  15. Example: The IRWD Rate Model • Irvine Ranch Water District pioneered the allocation-based rate structure in 1991 • Motivated by the drought in late 1980s • Direct nexus between use and cost • Allocates costs funded by penalty tiers to the sales associated with the different levels of wasteful use • Split between fixed and volumetric costs insulates IRWD from potential negative financial impacts of reduced water sales. • Lower demands = Less highest cost water supply purchased

  16. Summary • Budget-based Rate Structures: • Encourage efficient use and is fair to customers • Communicate the value of water • Identify wasteful use of water – two way communication • Allows reinvestment in water use efficiency programs • Can be designed to be legally defensible and still very effective. • Such rate structures will be important in addressing the drought and demand management.

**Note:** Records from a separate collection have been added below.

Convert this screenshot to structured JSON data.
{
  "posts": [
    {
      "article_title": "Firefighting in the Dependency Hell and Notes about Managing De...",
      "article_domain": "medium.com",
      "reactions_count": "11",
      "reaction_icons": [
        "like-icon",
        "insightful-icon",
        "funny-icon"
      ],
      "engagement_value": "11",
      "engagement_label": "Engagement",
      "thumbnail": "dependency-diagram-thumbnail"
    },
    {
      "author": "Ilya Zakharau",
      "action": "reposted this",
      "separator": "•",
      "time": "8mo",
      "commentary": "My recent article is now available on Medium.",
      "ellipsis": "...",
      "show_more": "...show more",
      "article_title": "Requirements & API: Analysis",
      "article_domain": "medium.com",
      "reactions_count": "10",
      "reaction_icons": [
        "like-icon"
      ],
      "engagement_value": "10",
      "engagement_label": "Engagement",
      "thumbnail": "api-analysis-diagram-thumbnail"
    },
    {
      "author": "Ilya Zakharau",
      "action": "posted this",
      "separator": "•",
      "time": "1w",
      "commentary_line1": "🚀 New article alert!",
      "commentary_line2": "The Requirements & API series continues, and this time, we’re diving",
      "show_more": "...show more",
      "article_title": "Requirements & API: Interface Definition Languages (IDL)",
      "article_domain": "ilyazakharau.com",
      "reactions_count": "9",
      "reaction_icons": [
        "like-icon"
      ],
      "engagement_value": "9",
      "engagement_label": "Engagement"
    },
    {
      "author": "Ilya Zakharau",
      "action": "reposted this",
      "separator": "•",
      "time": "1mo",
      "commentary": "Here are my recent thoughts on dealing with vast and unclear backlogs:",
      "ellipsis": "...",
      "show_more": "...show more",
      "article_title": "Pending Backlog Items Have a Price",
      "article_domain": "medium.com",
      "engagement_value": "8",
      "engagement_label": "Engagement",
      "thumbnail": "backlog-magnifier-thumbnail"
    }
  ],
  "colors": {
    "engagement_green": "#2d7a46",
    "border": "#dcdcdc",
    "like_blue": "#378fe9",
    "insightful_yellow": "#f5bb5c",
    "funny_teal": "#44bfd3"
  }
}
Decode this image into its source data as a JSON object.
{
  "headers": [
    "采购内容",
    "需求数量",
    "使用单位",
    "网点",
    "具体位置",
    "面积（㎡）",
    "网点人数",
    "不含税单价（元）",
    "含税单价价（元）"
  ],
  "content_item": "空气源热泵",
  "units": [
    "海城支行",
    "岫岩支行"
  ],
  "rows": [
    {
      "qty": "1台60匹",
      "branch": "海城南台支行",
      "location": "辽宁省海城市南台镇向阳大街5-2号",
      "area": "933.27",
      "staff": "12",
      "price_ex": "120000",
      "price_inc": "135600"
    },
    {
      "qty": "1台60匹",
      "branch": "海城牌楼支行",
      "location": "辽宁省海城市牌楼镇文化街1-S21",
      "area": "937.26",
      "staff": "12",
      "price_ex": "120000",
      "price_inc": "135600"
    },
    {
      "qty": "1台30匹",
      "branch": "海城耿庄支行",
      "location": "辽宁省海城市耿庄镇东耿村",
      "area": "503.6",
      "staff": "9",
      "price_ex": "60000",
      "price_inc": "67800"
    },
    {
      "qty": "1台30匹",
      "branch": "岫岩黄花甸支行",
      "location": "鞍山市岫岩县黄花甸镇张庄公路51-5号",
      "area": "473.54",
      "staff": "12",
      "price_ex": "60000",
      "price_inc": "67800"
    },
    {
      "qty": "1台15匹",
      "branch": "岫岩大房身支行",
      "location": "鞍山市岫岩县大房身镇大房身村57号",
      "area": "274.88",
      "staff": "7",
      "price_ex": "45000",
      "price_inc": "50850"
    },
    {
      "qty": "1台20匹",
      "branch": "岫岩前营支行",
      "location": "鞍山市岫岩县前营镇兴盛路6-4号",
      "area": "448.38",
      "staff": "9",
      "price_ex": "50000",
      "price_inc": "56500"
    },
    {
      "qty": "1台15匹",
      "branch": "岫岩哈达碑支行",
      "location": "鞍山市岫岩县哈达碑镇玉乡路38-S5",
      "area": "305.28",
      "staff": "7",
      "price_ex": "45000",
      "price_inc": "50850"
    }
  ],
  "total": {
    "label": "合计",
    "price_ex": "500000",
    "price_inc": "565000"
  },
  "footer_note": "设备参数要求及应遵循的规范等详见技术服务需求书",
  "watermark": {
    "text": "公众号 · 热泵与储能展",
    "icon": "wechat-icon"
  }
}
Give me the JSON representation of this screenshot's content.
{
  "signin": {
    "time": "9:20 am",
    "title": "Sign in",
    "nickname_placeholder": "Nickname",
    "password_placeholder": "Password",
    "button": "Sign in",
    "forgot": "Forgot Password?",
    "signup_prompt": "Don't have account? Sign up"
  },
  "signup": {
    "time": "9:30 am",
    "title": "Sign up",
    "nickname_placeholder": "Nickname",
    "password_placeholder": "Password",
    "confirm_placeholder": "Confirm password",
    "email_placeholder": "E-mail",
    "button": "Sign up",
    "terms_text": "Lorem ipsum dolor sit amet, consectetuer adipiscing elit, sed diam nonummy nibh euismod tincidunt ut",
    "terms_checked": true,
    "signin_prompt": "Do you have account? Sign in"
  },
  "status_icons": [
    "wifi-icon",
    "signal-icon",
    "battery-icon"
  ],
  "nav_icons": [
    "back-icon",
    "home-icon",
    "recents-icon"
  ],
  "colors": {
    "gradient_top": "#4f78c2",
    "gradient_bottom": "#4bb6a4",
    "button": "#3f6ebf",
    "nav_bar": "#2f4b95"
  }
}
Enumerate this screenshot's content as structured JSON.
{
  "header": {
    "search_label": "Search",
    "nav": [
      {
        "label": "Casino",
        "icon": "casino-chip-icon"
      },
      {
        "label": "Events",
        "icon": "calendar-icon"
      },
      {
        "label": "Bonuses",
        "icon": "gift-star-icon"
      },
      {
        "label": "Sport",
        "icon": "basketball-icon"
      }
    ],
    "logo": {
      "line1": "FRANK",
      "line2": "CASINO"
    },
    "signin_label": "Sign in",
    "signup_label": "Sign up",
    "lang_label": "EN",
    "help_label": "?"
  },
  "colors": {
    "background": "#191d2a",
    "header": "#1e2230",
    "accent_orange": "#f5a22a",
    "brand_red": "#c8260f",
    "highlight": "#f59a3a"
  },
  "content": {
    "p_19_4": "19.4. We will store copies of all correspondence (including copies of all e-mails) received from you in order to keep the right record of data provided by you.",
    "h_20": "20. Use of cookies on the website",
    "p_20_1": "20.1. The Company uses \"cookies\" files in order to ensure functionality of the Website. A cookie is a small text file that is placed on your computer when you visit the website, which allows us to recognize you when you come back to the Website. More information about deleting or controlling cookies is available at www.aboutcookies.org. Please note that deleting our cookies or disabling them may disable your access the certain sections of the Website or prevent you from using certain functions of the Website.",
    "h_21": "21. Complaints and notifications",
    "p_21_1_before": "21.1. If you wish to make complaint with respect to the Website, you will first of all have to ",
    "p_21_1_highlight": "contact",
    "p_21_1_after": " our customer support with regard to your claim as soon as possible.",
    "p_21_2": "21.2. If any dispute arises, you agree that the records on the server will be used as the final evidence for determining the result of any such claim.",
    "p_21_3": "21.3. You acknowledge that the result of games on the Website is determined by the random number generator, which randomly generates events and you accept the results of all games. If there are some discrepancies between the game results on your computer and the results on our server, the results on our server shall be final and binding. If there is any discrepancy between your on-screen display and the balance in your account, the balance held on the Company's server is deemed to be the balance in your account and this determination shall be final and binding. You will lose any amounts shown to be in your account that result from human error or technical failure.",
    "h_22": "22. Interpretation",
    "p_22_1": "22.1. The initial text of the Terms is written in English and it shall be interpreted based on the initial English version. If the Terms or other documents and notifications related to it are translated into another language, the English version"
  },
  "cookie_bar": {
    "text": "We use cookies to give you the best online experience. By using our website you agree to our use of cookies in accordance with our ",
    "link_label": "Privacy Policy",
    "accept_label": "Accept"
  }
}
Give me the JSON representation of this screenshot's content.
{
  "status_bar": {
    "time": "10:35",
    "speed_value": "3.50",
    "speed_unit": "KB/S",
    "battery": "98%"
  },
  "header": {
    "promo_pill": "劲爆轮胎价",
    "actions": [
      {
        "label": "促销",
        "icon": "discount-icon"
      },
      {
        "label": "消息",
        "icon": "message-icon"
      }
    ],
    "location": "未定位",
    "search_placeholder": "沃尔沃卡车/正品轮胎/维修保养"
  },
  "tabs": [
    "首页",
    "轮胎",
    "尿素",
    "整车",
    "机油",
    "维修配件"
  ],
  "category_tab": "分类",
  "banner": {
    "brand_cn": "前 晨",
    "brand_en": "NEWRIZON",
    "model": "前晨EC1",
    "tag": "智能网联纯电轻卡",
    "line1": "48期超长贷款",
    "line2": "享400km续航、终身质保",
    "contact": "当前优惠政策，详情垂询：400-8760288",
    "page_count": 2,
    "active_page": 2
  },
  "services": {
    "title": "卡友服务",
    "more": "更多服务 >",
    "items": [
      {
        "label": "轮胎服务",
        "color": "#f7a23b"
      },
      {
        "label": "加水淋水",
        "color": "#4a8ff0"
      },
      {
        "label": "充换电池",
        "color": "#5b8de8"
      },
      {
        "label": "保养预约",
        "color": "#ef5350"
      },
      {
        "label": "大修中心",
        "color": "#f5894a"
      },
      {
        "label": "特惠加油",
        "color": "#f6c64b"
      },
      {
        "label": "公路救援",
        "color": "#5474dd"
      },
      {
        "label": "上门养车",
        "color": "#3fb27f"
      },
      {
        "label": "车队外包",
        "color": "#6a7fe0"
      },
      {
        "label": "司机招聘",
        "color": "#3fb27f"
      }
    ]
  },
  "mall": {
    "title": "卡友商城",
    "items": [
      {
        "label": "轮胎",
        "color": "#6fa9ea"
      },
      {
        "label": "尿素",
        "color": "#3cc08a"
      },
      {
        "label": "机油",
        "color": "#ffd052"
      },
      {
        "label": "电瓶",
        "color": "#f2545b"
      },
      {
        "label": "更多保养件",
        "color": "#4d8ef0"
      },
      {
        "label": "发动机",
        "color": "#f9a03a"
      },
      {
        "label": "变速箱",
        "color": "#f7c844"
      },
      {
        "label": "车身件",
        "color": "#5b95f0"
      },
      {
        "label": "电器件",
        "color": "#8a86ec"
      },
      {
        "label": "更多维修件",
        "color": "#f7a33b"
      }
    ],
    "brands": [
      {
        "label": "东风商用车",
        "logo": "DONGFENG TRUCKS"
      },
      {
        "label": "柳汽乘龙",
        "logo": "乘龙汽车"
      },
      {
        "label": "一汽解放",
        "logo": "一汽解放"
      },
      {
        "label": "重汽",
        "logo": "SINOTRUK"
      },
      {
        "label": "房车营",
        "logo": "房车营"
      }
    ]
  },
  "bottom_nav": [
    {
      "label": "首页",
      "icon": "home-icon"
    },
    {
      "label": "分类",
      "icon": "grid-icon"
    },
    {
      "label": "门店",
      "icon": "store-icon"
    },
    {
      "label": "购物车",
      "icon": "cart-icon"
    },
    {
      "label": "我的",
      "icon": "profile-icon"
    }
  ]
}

  17. EASTERN MUNICIPAL WATER DISTRICT Contact Information Paul JonesEMWD, General Manager(951) 928-3777